Recently I photographed Kimball High senior tennis player Logan Staggs during a match in the Seniors Challenge Cup at the Oak Park Tennis Complex in Stockton. I shot it as I normally shoot a tennis match: Using a long lens (a 200-400mm zoom) and a fast shutter speed (1/1000th – 1/2000th of a second).
After downloading the photos to my computer when I got back to the office I noticed something peculiar about some of photos when viewing the thumbnail images. There seemed to be a smear on portions of those pictures. I wondered if there was a smudge on my lens that hadn’t noticed before. I checked the lens, but it was clean.

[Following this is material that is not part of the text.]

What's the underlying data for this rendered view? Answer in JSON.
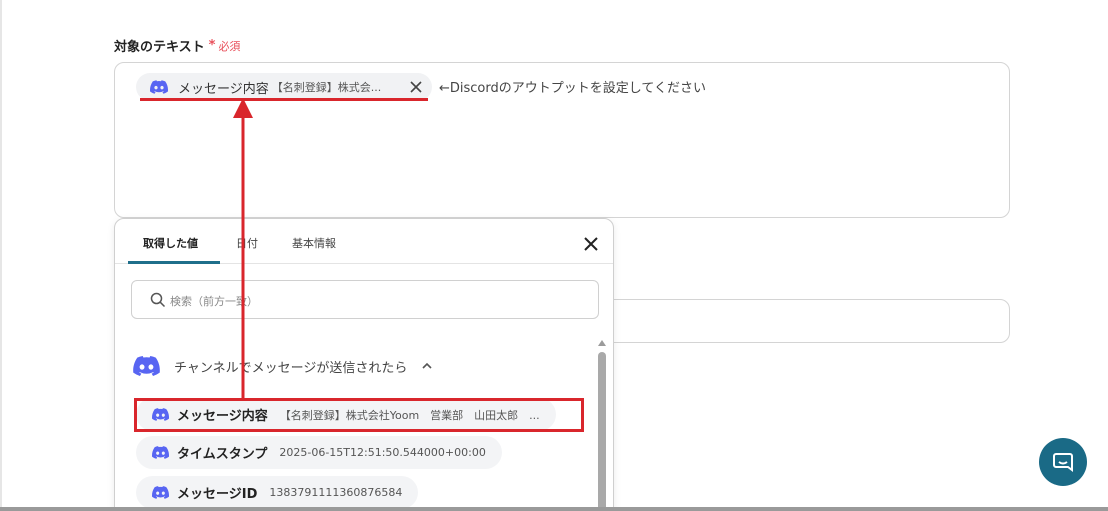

Besides, if it had been dirty, then all the photos would have been affected. Then I thought that there might be something wrong with the sensor, which could be bad (re: expensive) news. But I went back to my computer and enlarged the images to get a better view and saw that it wasn’t a defect at all. Stagg’s swings were hitting the dust and fibers off of the ball itself. I hadn’t seen it during the match because the faint puffs lasted only a fraction of a second and then quickly dissipated.
In all my years of shooting tennis I have never seen this in my photos. Maybe I never timed it just right or the light was never right (the photos that exhibit the dust and fibers are all backlit) or maybe I just never paid attention to it.
The players two courts away from Stagg and his opponent were grunters, issuing rather loud bellows every time they made contact with the ball. The 17-year-old Stagg, who won the boys 18 singles division of the USTA Winter National Championships in Scottsdale, Ariz., in early January, was a model of silence in comparison, letting his fuzz-battering hits do the talking for him.